Dataset rows describing interfaces:
+ + +

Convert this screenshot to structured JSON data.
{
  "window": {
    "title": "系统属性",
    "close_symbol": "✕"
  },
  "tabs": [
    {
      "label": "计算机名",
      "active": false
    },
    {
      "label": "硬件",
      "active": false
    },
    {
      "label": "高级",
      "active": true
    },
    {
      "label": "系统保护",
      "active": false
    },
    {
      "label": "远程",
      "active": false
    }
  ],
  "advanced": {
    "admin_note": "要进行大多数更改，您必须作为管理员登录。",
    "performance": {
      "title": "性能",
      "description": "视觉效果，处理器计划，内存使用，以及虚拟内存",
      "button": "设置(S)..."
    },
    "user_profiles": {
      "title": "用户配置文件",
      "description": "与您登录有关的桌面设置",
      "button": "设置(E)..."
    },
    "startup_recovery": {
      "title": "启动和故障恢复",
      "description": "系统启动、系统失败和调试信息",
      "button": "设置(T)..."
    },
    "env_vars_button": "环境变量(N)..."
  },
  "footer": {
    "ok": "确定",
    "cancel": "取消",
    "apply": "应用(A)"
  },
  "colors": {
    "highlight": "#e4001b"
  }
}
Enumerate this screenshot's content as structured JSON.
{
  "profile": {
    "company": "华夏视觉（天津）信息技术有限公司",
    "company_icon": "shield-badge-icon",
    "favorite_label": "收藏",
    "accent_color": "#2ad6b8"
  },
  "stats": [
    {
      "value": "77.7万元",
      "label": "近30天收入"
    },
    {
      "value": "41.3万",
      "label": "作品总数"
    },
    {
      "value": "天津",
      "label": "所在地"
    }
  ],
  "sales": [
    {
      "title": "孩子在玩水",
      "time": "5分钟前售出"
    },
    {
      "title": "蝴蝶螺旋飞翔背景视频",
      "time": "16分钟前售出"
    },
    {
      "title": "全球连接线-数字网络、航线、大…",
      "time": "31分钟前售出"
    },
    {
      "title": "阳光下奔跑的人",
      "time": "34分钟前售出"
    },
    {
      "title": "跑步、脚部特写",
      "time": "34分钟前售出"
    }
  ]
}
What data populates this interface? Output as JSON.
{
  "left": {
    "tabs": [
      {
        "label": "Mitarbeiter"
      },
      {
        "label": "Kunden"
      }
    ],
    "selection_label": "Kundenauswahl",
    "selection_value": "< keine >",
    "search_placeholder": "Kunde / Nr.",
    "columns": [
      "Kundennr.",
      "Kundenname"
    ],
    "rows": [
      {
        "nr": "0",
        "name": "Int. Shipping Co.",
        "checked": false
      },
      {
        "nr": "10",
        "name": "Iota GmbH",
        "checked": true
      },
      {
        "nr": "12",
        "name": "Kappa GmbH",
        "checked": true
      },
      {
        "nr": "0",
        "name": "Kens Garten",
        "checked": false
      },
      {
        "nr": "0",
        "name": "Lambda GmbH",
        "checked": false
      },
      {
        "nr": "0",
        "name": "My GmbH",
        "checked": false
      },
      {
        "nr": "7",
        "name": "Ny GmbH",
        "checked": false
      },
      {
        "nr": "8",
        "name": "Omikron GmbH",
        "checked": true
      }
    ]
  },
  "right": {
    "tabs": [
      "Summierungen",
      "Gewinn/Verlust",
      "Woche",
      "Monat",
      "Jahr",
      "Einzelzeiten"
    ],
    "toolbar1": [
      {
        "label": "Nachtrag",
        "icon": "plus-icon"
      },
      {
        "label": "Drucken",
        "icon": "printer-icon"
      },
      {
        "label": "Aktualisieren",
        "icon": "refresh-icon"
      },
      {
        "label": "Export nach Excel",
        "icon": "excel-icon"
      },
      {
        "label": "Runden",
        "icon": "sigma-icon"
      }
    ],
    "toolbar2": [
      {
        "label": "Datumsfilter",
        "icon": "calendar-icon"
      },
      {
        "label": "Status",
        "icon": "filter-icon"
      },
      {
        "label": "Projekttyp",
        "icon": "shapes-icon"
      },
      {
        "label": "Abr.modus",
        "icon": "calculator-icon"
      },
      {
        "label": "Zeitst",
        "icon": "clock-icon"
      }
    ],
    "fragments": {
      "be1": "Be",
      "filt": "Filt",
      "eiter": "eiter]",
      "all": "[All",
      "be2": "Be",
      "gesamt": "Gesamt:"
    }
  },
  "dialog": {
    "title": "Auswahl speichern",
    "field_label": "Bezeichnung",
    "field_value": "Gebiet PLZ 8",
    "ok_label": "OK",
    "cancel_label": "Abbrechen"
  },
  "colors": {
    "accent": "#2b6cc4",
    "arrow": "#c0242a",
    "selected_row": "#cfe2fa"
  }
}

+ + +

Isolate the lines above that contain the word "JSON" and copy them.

Convert this screenshot to structured JSON data.
Enumerate this screenshot's content as structured JSON.
What data populates this interface? Output as JSON.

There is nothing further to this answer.